Furthermore, 9% of our sites are public facilities or institutions such as day care centers, health clinics, or community centers. These sites also offer partnership opportunities for development, but can be difficult due to ensuring the original use is not displaced, and therefore would need further analysis to determine immediate viability.
For each district type we conducted massing studies to illustrate the differences in densities and envelope amongst the districts. We tested various mixes utilizing current regulations, including:
- As-of-right supportive housing (no permit needed)
- Senior housing utilizing the AIRS Bonus
- Affordable Housing with Mandatory Inclusionary Housing (MIH)/Voluntary Inclusionary Housing (VIH) density bonus
- Supportive housing with the density allowed via special permit 74-903
We found that:
- Bulk regulations were limiting across the districts.
- While the NPISA Special Permit density was the highest in R5, R6 and R7-2 districts, the AIRS Bonus was more advantageous in R7-1 or R8 districts.
We believe there are several unique and parallel paths to encourage supportive housing development.
First, city agencies should foster new partnerships to better utilize public land. Innovative partnership precedents, such as the NYC H+H or the Vancouver Fire Department partnerships, have proven successful. Our soft-site analysis highlighted publicly-owned, vacant, underutilized sites where city agencies could benefit from mutual redevelopment.
Second, the New York City Department of City Planning should amend zoning to rationalize densities across affordable building types, and right-size regulations controlling height and bulk. The changes in the table below (Table 3) will enable supportive housing development to compete on a more equal footing with other types of affordable and senior developments on privately-owned sites.
Most importantly, we recommend that the Department of City Planning revise the zoning text to apply the FAR allowable via special permit as-of-right. In practice, the permit is frequently granted to supportive housing proposals, but requires a lengthy ULURP process. Since market-rate and other affordable residential projects do not require the special permit or ULURP process, they are advantageous options for developers. Allowing a more equivalent FAR to be applied without a special permit would help supportive housing developments to be more viable options and enable more expeditious development. Table 4 below summarizes the existing and proposed FAR for supportive housing. Similarly, Table 5 summarizes the existing and proposed changes to the zoning text regarding height and bulk for supportive housing.
These recommendations would increase the quantity of supportive housing units and speed of development, providing more housing more quickly for our vulnerable neighbors.

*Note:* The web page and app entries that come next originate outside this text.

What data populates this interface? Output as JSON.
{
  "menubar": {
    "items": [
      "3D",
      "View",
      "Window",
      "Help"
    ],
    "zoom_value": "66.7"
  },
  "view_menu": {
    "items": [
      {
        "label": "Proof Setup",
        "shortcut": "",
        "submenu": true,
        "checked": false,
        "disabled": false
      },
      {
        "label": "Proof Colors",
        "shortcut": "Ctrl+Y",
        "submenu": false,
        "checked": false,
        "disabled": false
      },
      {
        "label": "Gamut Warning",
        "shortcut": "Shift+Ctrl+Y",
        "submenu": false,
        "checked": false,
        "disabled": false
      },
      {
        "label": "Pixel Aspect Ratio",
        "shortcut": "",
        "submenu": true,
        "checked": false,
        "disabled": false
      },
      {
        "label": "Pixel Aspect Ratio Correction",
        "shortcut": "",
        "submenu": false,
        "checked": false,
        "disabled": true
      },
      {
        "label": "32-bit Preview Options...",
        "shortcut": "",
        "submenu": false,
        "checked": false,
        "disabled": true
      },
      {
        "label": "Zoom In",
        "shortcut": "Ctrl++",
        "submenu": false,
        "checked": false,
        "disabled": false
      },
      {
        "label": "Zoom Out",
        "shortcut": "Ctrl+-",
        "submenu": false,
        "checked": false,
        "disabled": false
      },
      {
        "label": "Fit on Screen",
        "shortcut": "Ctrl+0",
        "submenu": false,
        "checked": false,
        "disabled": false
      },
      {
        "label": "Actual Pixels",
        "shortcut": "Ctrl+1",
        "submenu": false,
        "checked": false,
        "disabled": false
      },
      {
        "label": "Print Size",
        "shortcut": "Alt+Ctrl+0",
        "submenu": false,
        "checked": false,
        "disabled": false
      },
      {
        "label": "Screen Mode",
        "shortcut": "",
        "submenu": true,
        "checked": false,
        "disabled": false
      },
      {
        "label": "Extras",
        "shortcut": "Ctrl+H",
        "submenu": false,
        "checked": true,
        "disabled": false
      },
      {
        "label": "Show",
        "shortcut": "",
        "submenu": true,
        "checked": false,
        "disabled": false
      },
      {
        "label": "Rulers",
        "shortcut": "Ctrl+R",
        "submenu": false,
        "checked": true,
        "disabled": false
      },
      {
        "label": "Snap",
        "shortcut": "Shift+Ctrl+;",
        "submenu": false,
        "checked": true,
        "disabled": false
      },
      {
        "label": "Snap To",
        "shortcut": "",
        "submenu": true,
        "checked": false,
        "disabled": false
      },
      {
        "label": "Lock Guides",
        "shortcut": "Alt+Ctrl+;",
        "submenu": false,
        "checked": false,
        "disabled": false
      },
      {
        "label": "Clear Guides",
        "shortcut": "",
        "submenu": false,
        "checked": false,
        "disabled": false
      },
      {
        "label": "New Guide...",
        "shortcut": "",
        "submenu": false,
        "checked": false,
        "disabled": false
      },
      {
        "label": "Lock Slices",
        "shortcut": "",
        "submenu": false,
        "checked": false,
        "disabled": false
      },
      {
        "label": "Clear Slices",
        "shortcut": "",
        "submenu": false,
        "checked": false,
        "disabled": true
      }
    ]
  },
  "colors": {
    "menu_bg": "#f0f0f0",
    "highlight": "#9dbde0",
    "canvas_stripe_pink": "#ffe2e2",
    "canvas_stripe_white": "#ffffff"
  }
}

When our zoning recommendations are applied to the 952 viable private sites, we find, on average, an increase of 78% more potential supportive housing units.
Expanding these regulations across all districts would certainly accelerate supportive housing production on private sites. Furthermore, by better utilizing publicly-owned properties and providing benefits for agencies willing to partner in development, the city can swiftly increase its own supportive housing pipeline.
Collectively, our reforms would speed up the development process for supportive housing developers, and help them to compete more equitably with other types of development. Given the imperative to address our homelessness crisis and end chronic homelessness, comprehensive policy changes such as these are necessary.